The first problem with this book, for me, was that it felt like it really dragged. I am use to YA being very quick paced and I noticed, much as I did in Kelly Creagh's Nevermore, that Dessen uses a lot more description and exposition then some of the other authors that I have read. I really had to fight to stick with the book and reach the end. When something was happening, the story was good. But I often felt like it was getting bogged down and this made it hard for me to stay focused.
Because the author wanted us to see Macy's progression of a character, she chose to spread the events over a period of time. But because of her writing style, a lack of attention, or who knows what else, by the time I got to the end of the book and Macy was telling Wes she needed to answer the question "he asked her in the truck", I have to admit I didn't even remember what that question actually was.
One thing I will give Dessen credit for is having smart kids be the antagonists -- or at least the unsympathetic characters -- of the story.
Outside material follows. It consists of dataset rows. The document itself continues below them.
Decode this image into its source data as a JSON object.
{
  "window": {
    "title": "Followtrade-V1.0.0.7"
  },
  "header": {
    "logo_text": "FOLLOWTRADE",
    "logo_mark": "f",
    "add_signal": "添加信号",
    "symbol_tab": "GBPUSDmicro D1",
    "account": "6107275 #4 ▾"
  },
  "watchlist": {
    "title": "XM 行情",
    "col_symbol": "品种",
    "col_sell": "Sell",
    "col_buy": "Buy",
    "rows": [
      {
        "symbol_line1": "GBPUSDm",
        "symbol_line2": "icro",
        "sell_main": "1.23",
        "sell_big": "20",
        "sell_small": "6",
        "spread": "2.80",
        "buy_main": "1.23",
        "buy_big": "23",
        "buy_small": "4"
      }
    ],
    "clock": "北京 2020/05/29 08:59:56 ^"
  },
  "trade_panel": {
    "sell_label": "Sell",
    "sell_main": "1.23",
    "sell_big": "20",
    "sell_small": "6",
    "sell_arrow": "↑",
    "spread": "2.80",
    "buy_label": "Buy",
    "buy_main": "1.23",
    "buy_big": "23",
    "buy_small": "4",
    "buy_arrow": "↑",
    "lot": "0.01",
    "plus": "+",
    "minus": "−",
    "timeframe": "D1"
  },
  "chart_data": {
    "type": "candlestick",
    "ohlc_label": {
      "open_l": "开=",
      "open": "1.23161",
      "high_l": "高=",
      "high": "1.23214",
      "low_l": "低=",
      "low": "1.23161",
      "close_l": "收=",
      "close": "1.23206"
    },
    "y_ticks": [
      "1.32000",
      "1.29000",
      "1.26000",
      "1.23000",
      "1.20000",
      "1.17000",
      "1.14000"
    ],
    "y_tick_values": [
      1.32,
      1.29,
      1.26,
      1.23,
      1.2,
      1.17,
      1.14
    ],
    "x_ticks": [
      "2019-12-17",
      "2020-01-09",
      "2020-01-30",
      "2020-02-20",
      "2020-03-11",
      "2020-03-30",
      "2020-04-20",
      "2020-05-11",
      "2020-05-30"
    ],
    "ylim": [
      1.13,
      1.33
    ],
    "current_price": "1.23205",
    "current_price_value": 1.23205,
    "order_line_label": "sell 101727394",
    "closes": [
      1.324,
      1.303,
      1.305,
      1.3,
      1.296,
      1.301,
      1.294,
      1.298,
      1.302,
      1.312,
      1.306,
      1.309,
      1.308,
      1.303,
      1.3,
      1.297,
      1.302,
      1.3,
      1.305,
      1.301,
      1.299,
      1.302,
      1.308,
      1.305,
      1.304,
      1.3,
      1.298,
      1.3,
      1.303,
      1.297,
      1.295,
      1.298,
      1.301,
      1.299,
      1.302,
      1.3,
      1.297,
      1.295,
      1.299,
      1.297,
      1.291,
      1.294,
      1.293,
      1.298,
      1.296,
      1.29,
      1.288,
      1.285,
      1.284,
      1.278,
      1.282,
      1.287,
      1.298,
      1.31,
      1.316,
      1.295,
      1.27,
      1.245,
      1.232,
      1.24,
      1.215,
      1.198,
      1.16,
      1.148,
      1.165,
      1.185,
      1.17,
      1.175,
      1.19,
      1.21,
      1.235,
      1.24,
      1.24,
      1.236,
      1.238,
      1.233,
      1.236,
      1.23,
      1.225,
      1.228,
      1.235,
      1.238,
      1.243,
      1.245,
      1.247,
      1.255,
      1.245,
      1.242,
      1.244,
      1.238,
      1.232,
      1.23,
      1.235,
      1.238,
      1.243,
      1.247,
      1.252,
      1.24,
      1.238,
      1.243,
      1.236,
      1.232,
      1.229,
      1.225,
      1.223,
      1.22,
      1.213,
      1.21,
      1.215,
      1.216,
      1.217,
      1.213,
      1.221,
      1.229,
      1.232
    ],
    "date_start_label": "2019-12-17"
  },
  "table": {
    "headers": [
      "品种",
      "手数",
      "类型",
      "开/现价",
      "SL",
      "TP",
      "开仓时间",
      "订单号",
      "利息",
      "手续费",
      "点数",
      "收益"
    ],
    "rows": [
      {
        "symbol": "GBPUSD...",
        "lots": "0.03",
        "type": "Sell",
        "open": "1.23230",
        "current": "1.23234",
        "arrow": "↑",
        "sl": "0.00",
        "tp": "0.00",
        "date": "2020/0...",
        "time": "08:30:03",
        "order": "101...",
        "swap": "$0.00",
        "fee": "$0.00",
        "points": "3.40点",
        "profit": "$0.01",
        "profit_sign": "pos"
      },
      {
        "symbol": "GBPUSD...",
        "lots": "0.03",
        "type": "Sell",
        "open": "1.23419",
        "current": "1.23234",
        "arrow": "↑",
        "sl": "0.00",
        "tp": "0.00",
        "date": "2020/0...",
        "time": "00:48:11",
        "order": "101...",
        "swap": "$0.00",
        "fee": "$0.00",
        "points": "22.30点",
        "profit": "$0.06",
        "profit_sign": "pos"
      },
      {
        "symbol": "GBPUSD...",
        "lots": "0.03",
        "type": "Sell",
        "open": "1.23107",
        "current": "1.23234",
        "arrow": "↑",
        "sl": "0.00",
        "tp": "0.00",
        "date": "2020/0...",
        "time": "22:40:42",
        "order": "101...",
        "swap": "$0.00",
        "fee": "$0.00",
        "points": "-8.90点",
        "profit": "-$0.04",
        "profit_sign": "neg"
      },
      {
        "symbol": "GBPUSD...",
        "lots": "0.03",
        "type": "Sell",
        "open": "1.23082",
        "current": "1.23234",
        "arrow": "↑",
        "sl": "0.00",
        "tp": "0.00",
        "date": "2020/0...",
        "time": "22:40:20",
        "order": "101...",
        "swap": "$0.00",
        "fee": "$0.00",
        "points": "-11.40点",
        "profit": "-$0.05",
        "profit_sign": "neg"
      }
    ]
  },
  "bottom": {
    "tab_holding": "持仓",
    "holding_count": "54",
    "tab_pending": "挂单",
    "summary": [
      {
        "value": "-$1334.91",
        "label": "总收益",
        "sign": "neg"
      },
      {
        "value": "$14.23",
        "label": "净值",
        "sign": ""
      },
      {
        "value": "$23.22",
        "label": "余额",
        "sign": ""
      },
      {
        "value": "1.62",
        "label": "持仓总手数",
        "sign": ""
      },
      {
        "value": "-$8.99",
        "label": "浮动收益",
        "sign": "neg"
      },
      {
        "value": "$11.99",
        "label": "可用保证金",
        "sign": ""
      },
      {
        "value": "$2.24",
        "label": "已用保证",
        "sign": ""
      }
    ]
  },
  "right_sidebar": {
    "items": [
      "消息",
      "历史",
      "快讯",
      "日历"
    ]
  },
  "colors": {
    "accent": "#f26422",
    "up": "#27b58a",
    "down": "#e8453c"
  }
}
In fact, she did a very good job of showing a variety of ways that being in control can actually be a bad thing and made a solid case for freedom of thought and expression, and the importance and need of being open to things "just happening". Her portrayals of grief, especially those of Macy and her mother, were also handled well.
I just couldn't get into Wes. I don't know what it was that he was lacking in comparison to some of the love interests in other books I've been reviewing, but he just didn't click with me. Which was really too bad, because I really wanted him to.
Jason totally creeped me out. He was like a robot. As someone who was a "smart" kid, I was slightly offended, although I did understand the point that Dessen was trying to make here. Still, I feel that he was more of a plot device then a person and that was really too bad.
I enjoyed watching Macy and Wes play Truth. I enjoyed reading about them working together at Wish. I thought their ability to talk about grief was good for both of them. And I want one of those maple scented pencils now. But really... I just didn't see the spark here. I didn't see the chemistry between these two at all. I never felt any real sense of "Oh my God, get together already!" the way that I normally do when I am rooting for characters to become a couple. Which left their romance flat and me cold. Sorry.
I almost put this book down. Several times. This took me long enough that I could probably have read two or three other books if I had set this aside and moved on. But a lot of people had recommended this to me and I wanted to finish it. It's not that I hated it. It's moreso that I just couldn't connect with it. As I said above, I will give Sarah Dessen another shot since I have This Lullaby and Just Listen on my shelf still. But I can't give a book a great, or even good, rating if that is not how I feel about it.
I'm sure there will be a lot of people who are going to disagree with this review. That's totally fine. I'm not necessarily saying that this is a bad book. I'm only saying it wasn't a good book for me.